You are here

How To Hold The Guitar & Plectrum (Pick), And Left Hand, Right Hand Techniques

First, checkout this great writeup:-
How To Hold A Guitar by Fretjam_com.

Some pointers:-

1) Learn the sitting position first, and the standing position later when you are more comfortable with the guitar feel.

2) Slightly raise your right leg - use books, or buy a guitar foot rest. [Note: the traditional classical guitar position is to raise the left leg]

3) Place the guitar's underside on your right leg and hang your right hand over the top side (near the back) of the guitar. Take away your left hand. The guitar should sit/balance comfortable on your right leg with your right arm resting on the top (without any assistance from your left hand).

4) Place left hand fingers over the top of guitar on the fretboard.

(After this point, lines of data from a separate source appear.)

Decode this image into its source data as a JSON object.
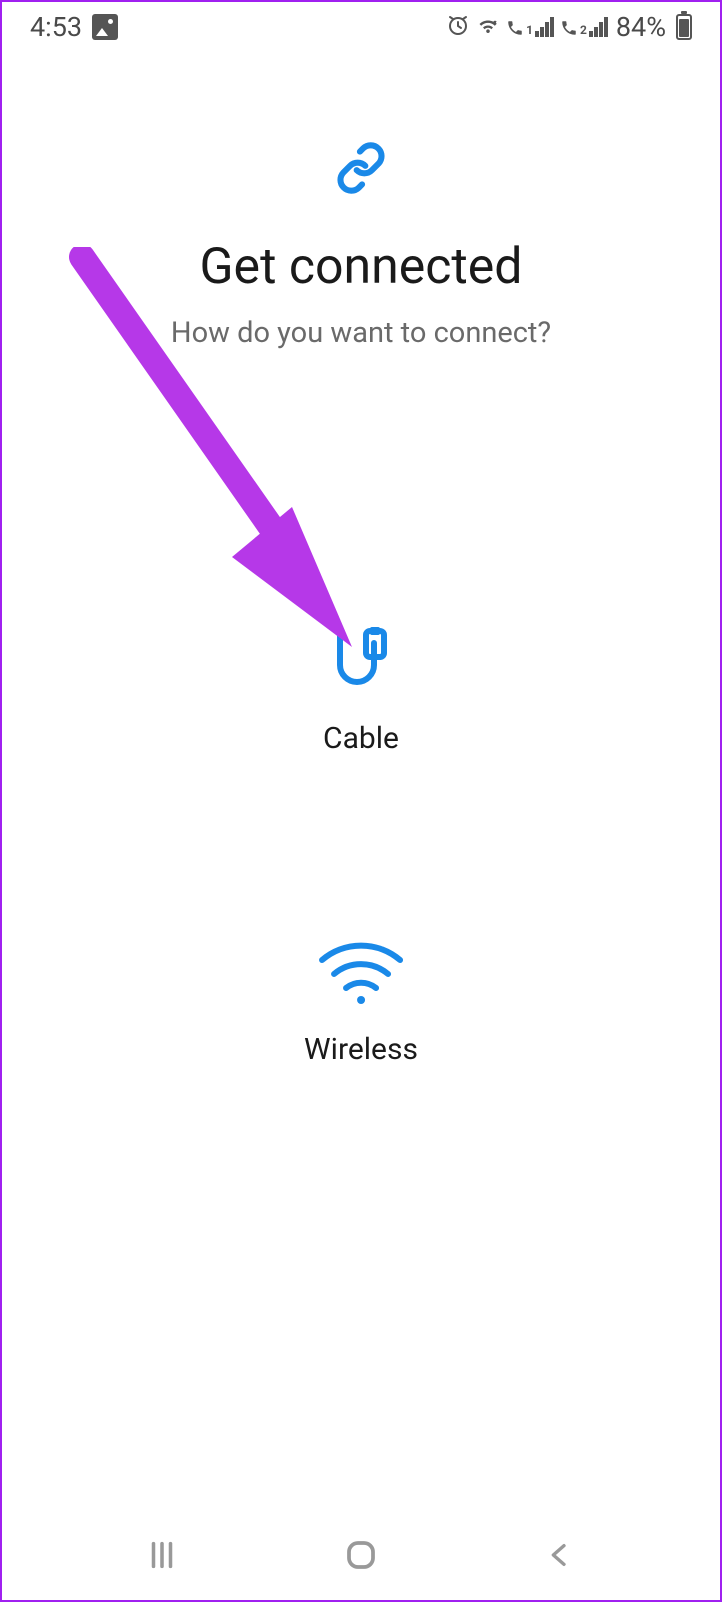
{
  "statusBar": {
    "time": "4:53",
    "batteryPercent": "84%"
  },
  "header": {
    "title": "Get connected",
    "subtitle": "How do you want to connect?"
  },
  "options": {
    "cable": "Cable",
    "wireless": "Wireless"
  }
}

Do not press yet. keep your left thumb behind the neck. Keep the left wrist and and forearm as straight as possible - the left hand will not tire so easily. The more the wrist and forearm is bend, the more tension in the left hand. When we play bar chords, this cannot be avoided - that's why it is tiring when we hold barre position. So keep the wrist and forearm as straight as whenever possible and our left hand will be less tired.

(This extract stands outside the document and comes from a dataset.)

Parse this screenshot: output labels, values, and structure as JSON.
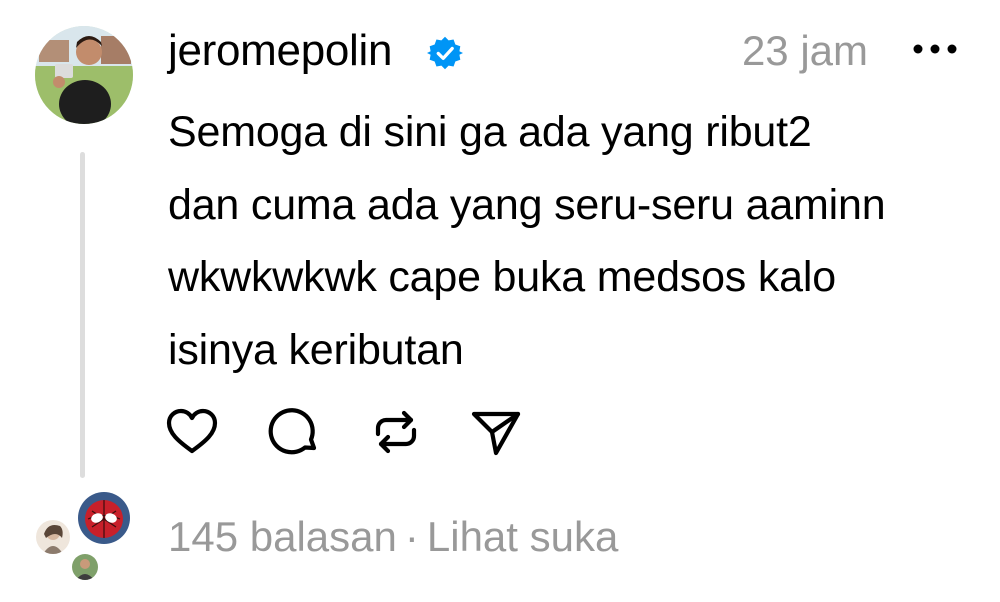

(A) Using Pick/Plectrum

1) Your right-hand picking action is like "flicking off a fly sitting on your wrist".

2) learn to pick downwards initially, each downward stroke for each simple note of a tune like the chorus of "Rasa Sayang". The upstroke will come when one beat is divided into 2 half beats - then it is downstroke followed by upstroke - like the verse of "Rasa Sayang".
So strong accented beat notes are usually played with downstroke and half beats are played with upstrokes (less strong accent).

(B) Finger style plucking - right-hand

1) curve your right-hand fingers like 'holding an orange' and move the fingers like 'squeezing the orange'. Thumb plucking 'outwards' and the other 3 fingers plucking 'inwards'. (Note: the little finger is not used).

2) Thumb (p - pulgar) takes care of the bass strings (the top 3 most (fatter) strings - jumping up and down)

3) the other 3 fingers generally sits (reverse i.e lightly pulling upwards) on each different string - 1st (bottom most or thinnest), 2nd and 3rd string as follows:-
i - index finger (next to the thumb) -> 3rd string
m - middle finger -> 2nd string
a - anular finger -> 1st string

4) In a right-hand ready-to-play position, it curves and sits on the strings (p on 6th string; i on 3rd string; m on 2nd and a on 1st string).

(C) Arpeggios

1) Arpeggios are plucking single notes of a chord one after another in quick succession, from top to down and or down to up - and you can try in dfferent combination as accompaniment.

2) Simplest try - pluck downwards, from 6th to 1st string, one after another, in slow succession using both pick and fingerstyle (thumb plays 6th, 5th by 4th string).

(D) Strumming

1) In C(2) above, we can also play in quicker succession (brushing action), and each downward stroke is known as strumming the guitar. Each downward stoke can be held longer apart and we are strumming gently to any slow song.

If you're aspiring to be a serious guitar player, picking techniques are serious stuff, especially if you're beginner and want to start on the right footing. But there's a caveat here - many professionals also say pick the technique that's comfortable for you after trying different styles.
See Picking Techniques For Serious Guitarist